After my review of Pho Valley a couple of weeks ago I thought I was done for the foreseeable future with reviews of Vietnamese restaurants in the South Metro. The only other one I was aware of is a place in Eagan that is of interest only because Yelp reviews suggest you are more likely to be sworn at than to eat well if you go there. (I am actually tempted to go there for that reason.) Saigon Palace is not that restaurant. It is located in Burnsville, right off 35W (if going north on the highway, get off on Burnsville Parkway and go right and it’ll be in the first strip mall on the right). I discovered its existence while casting about for places to eat relatively close to the Works Museum (which the brats enjoy very much) and it seemed worth a try. As luck would have it, I had a number of reasons to be in that neighbourhood over the next couple of weeks and so went back a number of times, twice with the missus. Herewith, my report.
A restaurant called Saigon Palace has been around in that location for a while, I think. But the current ownership is only about two years old. So the current proprietor—a very friendly gent—informed me. Apparently, they redid the menu after taking it over. Well, I have no idea what it was like in its previous incarnation but I can tell you that it’s a charming little place now and that the food is mostly quite good.

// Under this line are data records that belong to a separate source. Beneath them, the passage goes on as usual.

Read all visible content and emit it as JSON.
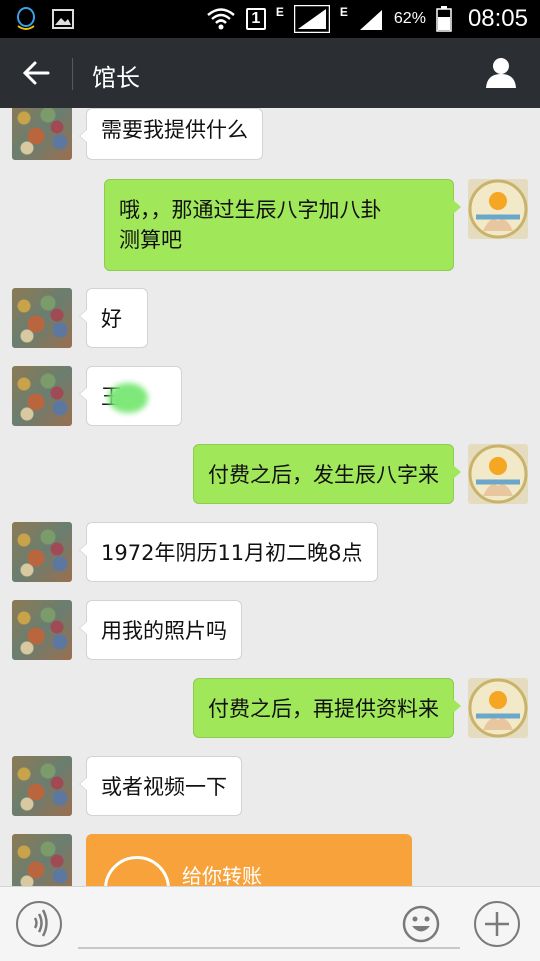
{
  "status_bar": {
    "battery": "62%",
    "time": "08:05",
    "sim": "1",
    "network_label": "E",
    "network_label2": "E",
    "icons": [
      "qq-icon",
      "image-icon",
      "wifi-icon",
      "sim-icon",
      "signal-icon",
      "battery-icon"
    ]
  },
  "header": {
    "title": "馆长",
    "back_icon": "back-arrow-icon",
    "profile_icon": "person-icon"
  },
  "messages": [
    {
      "side": "left",
      "text": "需要我提供什么"
    },
    {
      "side": "right",
      "text_line1": "哦，，那通过生辰八字加八卦",
      "text_line2": "测算吧"
    },
    {
      "side": "left",
      "text": "好"
    },
    {
      "side": "left",
      "text": "王"
    },
    {
      "side": "right",
      "text": "付费之后，发生辰八字来"
    },
    {
      "side": "left",
      "text": "1972年阴历11月初二晚8点"
    },
    {
      "side": "left",
      "text": "用我的照片吗"
    },
    {
      "side": "right",
      "text": "付费之后，再提供资料来"
    },
    {
      "side": "left",
      "text": "或者视频一下"
    },
    {
      "side": "left",
      "type": "transfer",
      "text": "给你转账"
    }
  ],
  "input_bar": {
    "placeholder": "",
    "voice_icon": "voice-icon",
    "emoji_icon": "emoji-icon",
    "plus_icon": "plus-icon"
  },
  "colors": {
    "header_bg": "#2b2f33",
    "chat_bg": "#ebebeb",
    "sent_bubble": "#a0e75a",
    "received_bubble": "#ffffff",
    "transfer_bubble": "#f7a23b"
  }
}
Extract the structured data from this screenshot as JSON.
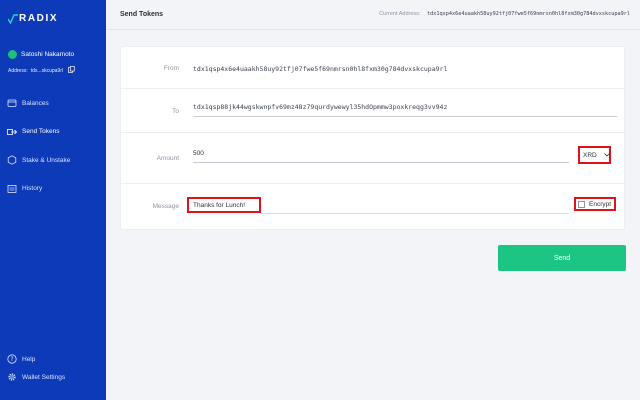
{
  "app": {
    "logo_text": "RADIX"
  },
  "profile": {
    "name": "Satoshi Nakamoto",
    "address_label": "Address:",
    "address_short": "tdx...skcupa9rl"
  },
  "nav": [
    {
      "label": "Balances",
      "icon": "balances-icon"
    },
    {
      "label": "Send Tokens",
      "icon": "send-tokens-icon"
    },
    {
      "label": "Stake & Unstake",
      "icon": "stake-icon"
    },
    {
      "label": "History",
      "icon": "history-icon"
    }
  ],
  "bottom_nav": [
    {
      "label": "Help",
      "icon": "help-icon"
    },
    {
      "label": "Wallet Settings",
      "icon": "gear-icon"
    }
  ],
  "header": {
    "title": "Send Tokens",
    "current_address_label": "Current Address:",
    "current_address": "tdx1qsp4x6e4uaakh58uy92tfj07fwe5f69nmrsn0hl8fxm30g784dvxskcupa9rl"
  },
  "form": {
    "from_label": "From",
    "from_value": "tdx1qsp4x6e4uaakh58uy92tfj07fwe5f69nmrsn0hl8fxm30g784dvxskcupa9rl",
    "to_label": "To",
    "to_value": "tdx1qsp88jk44wgskwnpfv69mz48z79qurdywewyl35hdOpmmw3poxkreqg3vv94z",
    "amount_label": "Amount",
    "amount_value": "500",
    "token": "XRD",
    "message_label": "Message",
    "message_value": "Thanks for Lunch!",
    "encrypt_label": "Encrypt"
  },
  "actions": {
    "send_label": "Send"
  },
  "colors": {
    "sidebar": "#0c3ab8",
    "accent": "#1cc584",
    "highlight": "#e0111a"
  }
}
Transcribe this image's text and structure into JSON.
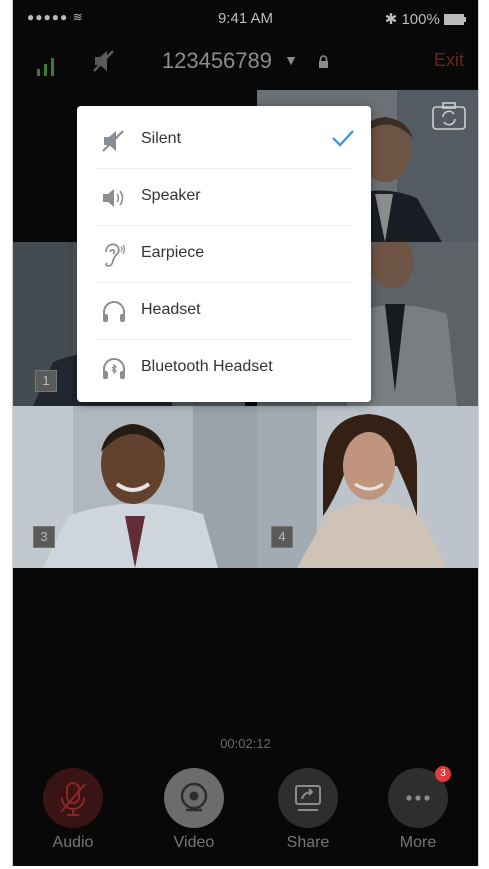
{
  "status_bar": {
    "carrier": "●●●●● ≋",
    "time": "9:41 AM",
    "battery": "✱ 100%"
  },
  "header": {
    "meeting_id": "123456789",
    "exit_label": "Exit"
  },
  "tiles": [
    {
      "number": "1"
    },
    {
      "number": "3"
    },
    {
      "number": "4"
    }
  ],
  "audio_menu": {
    "items": [
      {
        "label": "Silent",
        "icon": "speaker-muted-icon",
        "selected": true
      },
      {
        "label": "Speaker",
        "icon": "speaker-icon",
        "selected": false
      },
      {
        "label": "Earpiece",
        "icon": "ear-icon",
        "selected": false
      },
      {
        "label": "Headset",
        "icon": "headphones-icon",
        "selected": false
      },
      {
        "label": "Bluetooth Headset",
        "icon": "bluetooth-headphones-icon",
        "selected": false
      }
    ]
  },
  "timer": "00:02:12",
  "toolbar": {
    "audio_label": "Audio",
    "video_label": "Video",
    "share_label": "Share",
    "more_label": "More",
    "more_badge": "3"
  },
  "colors": {
    "accent": "#3a8ee6",
    "exit": "#a03030",
    "badge": "#e03c3c"
  }
}
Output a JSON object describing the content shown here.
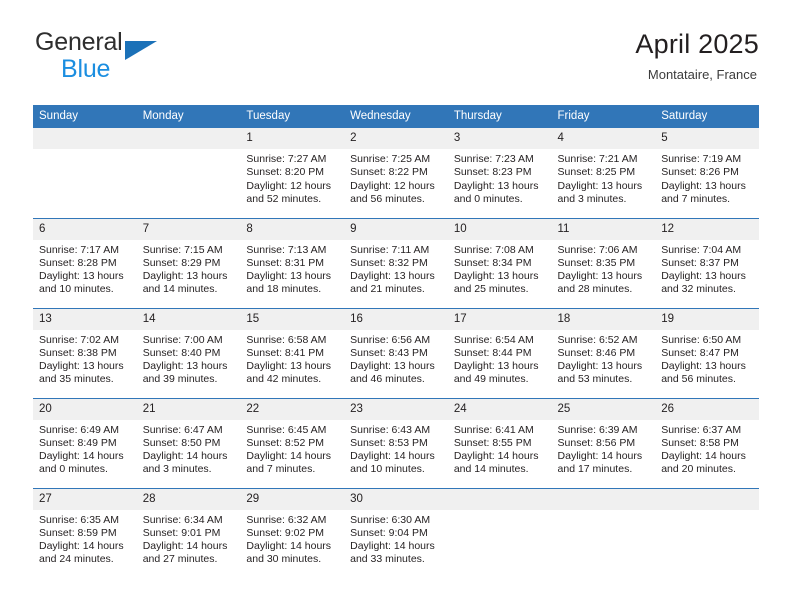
{
  "brand": {
    "name_top": "General",
    "name_bottom": "Blue",
    "triangle_color": "#1b71b8",
    "top_color": "#2e2e2e",
    "bottom_color": "#1b8ee0"
  },
  "header": {
    "title": "April 2025",
    "subtitle": "Montataire, France"
  },
  "theme": {
    "header_blue": "#3176b8",
    "date_band": "#f0f0f0",
    "text": "#231f20"
  },
  "weekday_headers": [
    "Sunday",
    "Monday",
    "Tuesday",
    "Wednesday",
    "Thursday",
    "Friday",
    "Saturday"
  ],
  "labels": {
    "sunrise": "Sunrise:",
    "sunset": "Sunset:",
    "daylight": "Daylight:"
  },
  "weeks": [
    [
      {
        "day": "",
        "sunrise": "",
        "sunset": "",
        "daylight": ""
      },
      {
        "day": "",
        "sunrise": "",
        "sunset": "",
        "daylight": ""
      },
      {
        "day": "1",
        "sunrise": "Sunrise: 7:27 AM",
        "sunset": "Sunset: 8:20 PM",
        "daylight": "Daylight: 12 hours and 52 minutes."
      },
      {
        "day": "2",
        "sunrise": "Sunrise: 7:25 AM",
        "sunset": "Sunset: 8:22 PM",
        "daylight": "Daylight: 12 hours and 56 minutes."
      },
      {
        "day": "3",
        "sunrise": "Sunrise: 7:23 AM",
        "sunset": "Sunset: 8:23 PM",
        "daylight": "Daylight: 13 hours and 0 minutes."
      },
      {
        "day": "4",
        "sunrise": "Sunrise: 7:21 AM",
        "sunset": "Sunset: 8:25 PM",
        "daylight": "Daylight: 13 hours and 3 minutes."
      },
      {
        "day": "5",
        "sunrise": "Sunrise: 7:19 AM",
        "sunset": "Sunset: 8:26 PM",
        "daylight": "Daylight: 13 hours and 7 minutes."
      }
    ],
    [
      {
        "day": "6",
        "sunrise": "Sunrise: 7:17 AM",
        "sunset": "Sunset: 8:28 PM",
        "daylight": "Daylight: 13 hours and 10 minutes."
      },
      {
        "day": "7",
        "sunrise": "Sunrise: 7:15 AM",
        "sunset": "Sunset: 8:29 PM",
        "daylight": "Daylight: 13 hours and 14 minutes."
      },
      {
        "day": "8",
        "sunrise": "Sunrise: 7:13 AM",
        "sunset": "Sunset: 8:31 PM",
        "daylight": "Daylight: 13 hours and 18 minutes."
      },
      {
        "day": "9",
        "sunrise": "Sunrise: 7:11 AM",
        "sunset": "Sunset: 8:32 PM",
        "daylight": "Daylight: 13 hours and 21 minutes."
      },
      {
        "day": "10",
        "sunrise": "Sunrise: 7:08 AM",
        "sunset": "Sunset: 8:34 PM",
        "daylight": "Daylight: 13 hours and 25 minutes."
      },
      {
        "day": "11",
        "sunrise": "Sunrise: 7:06 AM",
        "sunset": "Sunset: 8:35 PM",
        "daylight": "Daylight: 13 hours and 28 minutes."
      },
      {
        "day": "12",
        "sunrise": "Sunrise: 7:04 AM",
        "sunset": "Sunset: 8:37 PM",
        "daylight": "Daylight: 13 hours and 32 minutes."
      }
    ],
    [
      {
        "day": "13",
        "sunrise": "Sunrise: 7:02 AM",
        "sunset": "Sunset: 8:38 PM",
        "daylight": "Daylight: 13 hours and 35 minutes."
      },
      {
        "day": "14",
        "sunrise": "Sunrise: 7:00 AM",
        "sunset": "Sunset: 8:40 PM",
        "daylight": "Daylight: 13 hours and 39 minutes."
      },
      {
        "day": "15",
        "sunrise": "Sunrise: 6:58 AM",
        "sunset": "Sunset: 8:41 PM",
        "daylight": "Daylight: 13 hours and 42 minutes."
      },
      {
        "day": "16",
        "sunrise": "Sunrise: 6:56 AM",
        "sunset": "Sunset: 8:43 PM",
        "daylight": "Daylight: 13 hours and 46 minutes."
      },
      {
        "day": "17",
        "sunrise": "Sunrise: 6:54 AM",
        "sunset": "Sunset: 8:44 PM",
        "daylight": "Daylight: 13 hours and 49 minutes."
      },
      {
        "day": "18",
        "sunrise": "Sunrise: 6:52 AM",
        "sunset": "Sunset: 8:46 PM",
        "daylight": "Daylight: 13 hours and 53 minutes."
      },
      {
        "day": "19",
        "sunrise": "Sunrise: 6:50 AM",
        "sunset": "Sunset: 8:47 PM",
        "daylight": "Daylight: 13 hours and 56 minutes."
      }
    ],
    [
      {
        "day": "20",
        "sunrise": "Sunrise: 6:49 AM",
        "sunset": "Sunset: 8:49 PM",
        "daylight": "Daylight: 14 hours and 0 minutes."
      },
      {
        "day": "21",
        "sunrise": "Sunrise: 6:47 AM",
        "sunset": "Sunset: 8:50 PM",
        "daylight": "Daylight: 14 hours and 3 minutes."
      },
      {
        "day": "22",
        "sunrise": "Sunrise: 6:45 AM",
        "sunset": "Sunset: 8:52 PM",
        "daylight": "Daylight: 14 hours and 7 minutes."
      },
      {
        "day": "23",
        "sunrise": "Sunrise: 6:43 AM",
        "sunset": "Sunset: 8:53 PM",
        "daylight": "Daylight: 14 hours and 10 minutes."
      },
      {
        "day": "24",
        "sunrise": "Sunrise: 6:41 AM",
        "sunset": "Sunset: 8:55 PM",
        "daylight": "Daylight: 14 hours and 14 minutes."
      },
      {
        "day": "25",
        "sunrise": "Sunrise: 6:39 AM",
        "sunset": "Sunset: 8:56 PM",
        "daylight": "Daylight: 14 hours and 17 minutes."
      },
      {
        "day": "26",
        "sunrise": "Sunrise: 6:37 AM",
        "sunset": "Sunset: 8:58 PM",
        "daylight": "Daylight: 14 hours and 20 minutes."
      }
    ],
    [
      {
        "day": "27",
        "sunrise": "Sunrise: 6:35 AM",
        "sunset": "Sunset: 8:59 PM",
        "daylight": "Daylight: 14 hours and 24 minutes."
      },
      {
        "day": "28",
        "sunrise": "Sunrise: 6:34 AM",
        "sunset": "Sunset: 9:01 PM",
        "daylight": "Daylight: 14 hours and 27 minutes."
      },
      {
        "day": "29",
        "sunrise": "Sunrise: 6:32 AM",
        "sunset": "Sunset: 9:02 PM",
        "daylight": "Daylight: 14 hours and 30 minutes."
      },
      {
        "day": "30",
        "sunrise": "Sunrise: 6:30 AM",
        "sunset": "Sunset: 9:04 PM",
        "daylight": "Daylight: 14 hours and 33 minutes."
      },
      {
        "day": "",
        "sunrise": "",
        "sunset": "",
        "daylight": ""
      },
      {
        "day": "",
        "sunrise": "",
        "sunset": "",
        "daylight": ""
      },
      {
        "day": "",
        "sunrise": "",
        "sunset": "",
        "daylight": ""
      }
    ]
  ]
}
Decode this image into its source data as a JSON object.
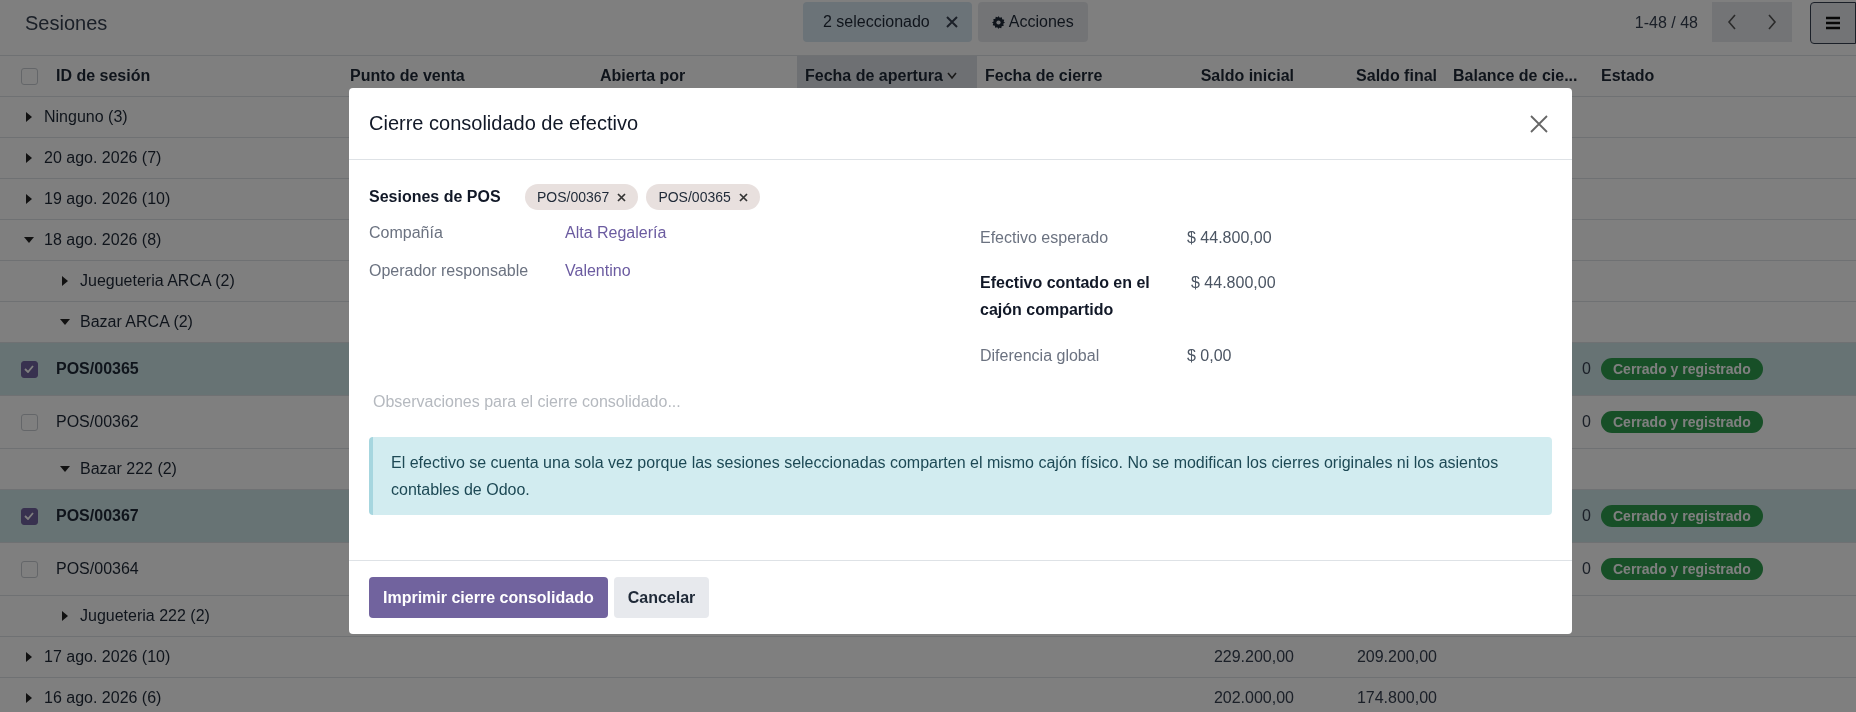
{
  "control_panel": {
    "title": "Sesiones",
    "selection_label": "2 seleccionado",
    "actions_button": "Acciones",
    "pager": "1-48 / 48"
  },
  "table": {
    "select_all": {
      "checked": false
    },
    "columns": [
      {
        "label": "ID de sesión",
        "sorted": false
      },
      {
        "label": "Punto de venta",
        "sorted": false
      },
      {
        "label": "Abierta por",
        "sorted": false
      },
      {
        "label": "Fecha de apertura",
        "sorted": true
      },
      {
        "label": "Fecha de cierre",
        "sorted": false
      },
      {
        "label": "Saldo inicial",
        "sorted": false
      },
      {
        "label": "Saldo final",
        "sorted": false
      },
      {
        "label": "Balance de cie...",
        "sorted": false
      },
      {
        "label": "Estado",
        "sorted": false
      }
    ],
    "rows": [
      {
        "kind": "group",
        "label": "Ninguno (3)",
        "expanded": false
      },
      {
        "kind": "group",
        "label": "20 ago. 2026 (7)",
        "expanded": false
      },
      {
        "kind": "group",
        "label": "19 ago. 2026 (10)",
        "expanded": false
      },
      {
        "kind": "group",
        "label": "18 ago. 2026 (8)",
        "expanded": true,
        "children": [
          {
            "kind": "group",
            "label": "Juegueteria ARCA (2)",
            "expanded": false
          },
          {
            "kind": "group",
            "label": "Bazar ARCA (2)",
            "expanded": true,
            "children": [
              {
                "kind": "record",
                "name": "POS/00365",
                "selected": true,
                "balance": "0",
                "status": "Cerrado y registrado"
              },
              {
                "kind": "record",
                "name": "POS/00362",
                "selected": false,
                "balance": "0",
                "status": "Cerrado y registrado"
              }
            ]
          },
          {
            "kind": "group",
            "label": "Bazar 222 (2)",
            "expanded": true,
            "children": [
              {
                "kind": "record",
                "name": "POS/00367",
                "selected": true,
                "balance": "0",
                "status": "Cerrado y registrado"
              },
              {
                "kind": "record",
                "name": "POS/00364",
                "selected": false,
                "balance": "0",
                "status": "Cerrado y registrado"
              }
            ]
          },
          {
            "kind": "group",
            "label": "Jugueteria 222 (2)",
            "expanded": false
          }
        ]
      },
      {
        "kind": "group",
        "label": "17 ago. 2026 (10)",
        "expanded": false,
        "opening": "229.200,00",
        "closing": "209.200,00"
      },
      {
        "kind": "group",
        "label": "16 ago. 2026 (6)",
        "expanded": false,
        "opening": "202.000,00",
        "closing": "174.800,00"
      }
    ]
  },
  "dialog": {
    "title": "Cierre consolidado de efectivo",
    "sessions": {
      "label": "Sesiones de POS",
      "tags": [
        "POS/00367",
        "POS/00365"
      ]
    },
    "left_fields": [
      {
        "label": "Compañía",
        "value": "Alta Regalería"
      },
      {
        "label": "Operador responsable",
        "value": "Valentino"
      }
    ],
    "right_fields": [
      {
        "label": "Efectivo esperado",
        "value": "$ 44.800,00",
        "emphasis": false
      },
      {
        "label": "Efectivo contado en el cajón compartido",
        "value": "$ 44.800,00",
        "emphasis": true
      },
      {
        "label": "Diferencia global",
        "value": "$ 0,00",
        "emphasis": false
      }
    ],
    "notes": {
      "placeholder": "Observaciones para el cierre consolidado..."
    },
    "alert": "El efectivo se cuenta una sola vez porque las sesiones seleccionadas comparten el mismo cajón físico. No se modifican los cierres originales ni los asientos contables de Odoo.",
    "buttons": [
      {
        "label": "Imprimir cierre consolidado",
        "primary": true
      },
      {
        "label": "Cancelar",
        "primary": false
      }
    ]
  }
}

They serve a range of noodle soups—pho, hu tieu, mi and bun bo hue (this last is not on the menu but they’ll be very happy if you ask for it)–as well as bun/noodle bowls, rice plates with grilled meats etc. plus the usual repertoire of American-Chinese dishes with which most Vietnamese restaurants in Minnesota hedge their bets. We have stuck with the Vietnamese fare on our visits and so I cannot speak to the quality of the other stuff. But I can tell you that their noodle soups are generally very good: the beef broth in the pho and the chicken broth they use for hu tieu (served with rice noodles) and mi (served with yellow egg noodles) are both very flavourful. And the quality of the meats in the pho are very good, if not quite as various as can be found in parts of the metro with larger Vietnamese and Hmong populations than in Burnsville: other than in the special pho—and not even so much there—tendon and tripe can only be got as add-ons. That’s not really a complaint so much as an observation.
However, I was not a fan of the style of bun bo hue they serve here, which is closer to the lighter version I encountered at Pho Valley than to the funkier versions at Simplee Pho or Pho 79. There was also some inconsistency with frying in their Saigon special spring rolls. On one visit they were over-fried, on another they were done very well; the filling was very tasty on both occasions. Likewise, the lemongrass chicken is flavourful but a bit much I think for one person to eat, given how salty it is; perhaps a good dish to share if dining with a group. To end on a positive note, both the bun and the com tam/broken rice plate with grilled pork were quite good.
Take a look at the slideshow of pictures of the restaurant and its food and scroll down for my estimation of service, value and relative quality and to see what’s coming next.
Prices, as you can see from the menu pictures, are very reasonable. The service is extremely friendly. Though it will not be apparent from my pictures of the restaurant’s interior, they get quite busy for weekday lunch; more so than at dinner, the owner said, and he also said that weekends get quite busy. So, how do they compare with their peers? If you live close to the Vietnamese corridors on University Ave. in St. Paul or Nicollet Ave. in Minneapolis, I don’t think there’s any reason to drive down to Saigon Palace. But if you’re in the vicinity it’s a pretty good bet for noodles and soup. Their pho broth is better than at Cam Ranh Bay, probably on par with that at Pho Valley; Simplee Pho beats them both for bun bo hue and other cooked dishes. Given the proximity to the highway, I suspect we’ll be stopping often for quick, tasty meals on the way back from midday outings to the Cities that don’t involve restaurants. And it’s probably going to be one of our go-to places for meals near the Works Museum.
Up next from the Twin Cities, another Vietnamese report, but from a different point on the restaurant spectrum. We are scheduled to dine with friends at St. Paul’s Ngon Bistro this weekend. And unless our plans go haywire I expect to review them next week. After that a return to Peninsula in Minneapolis and another St. Paul market report.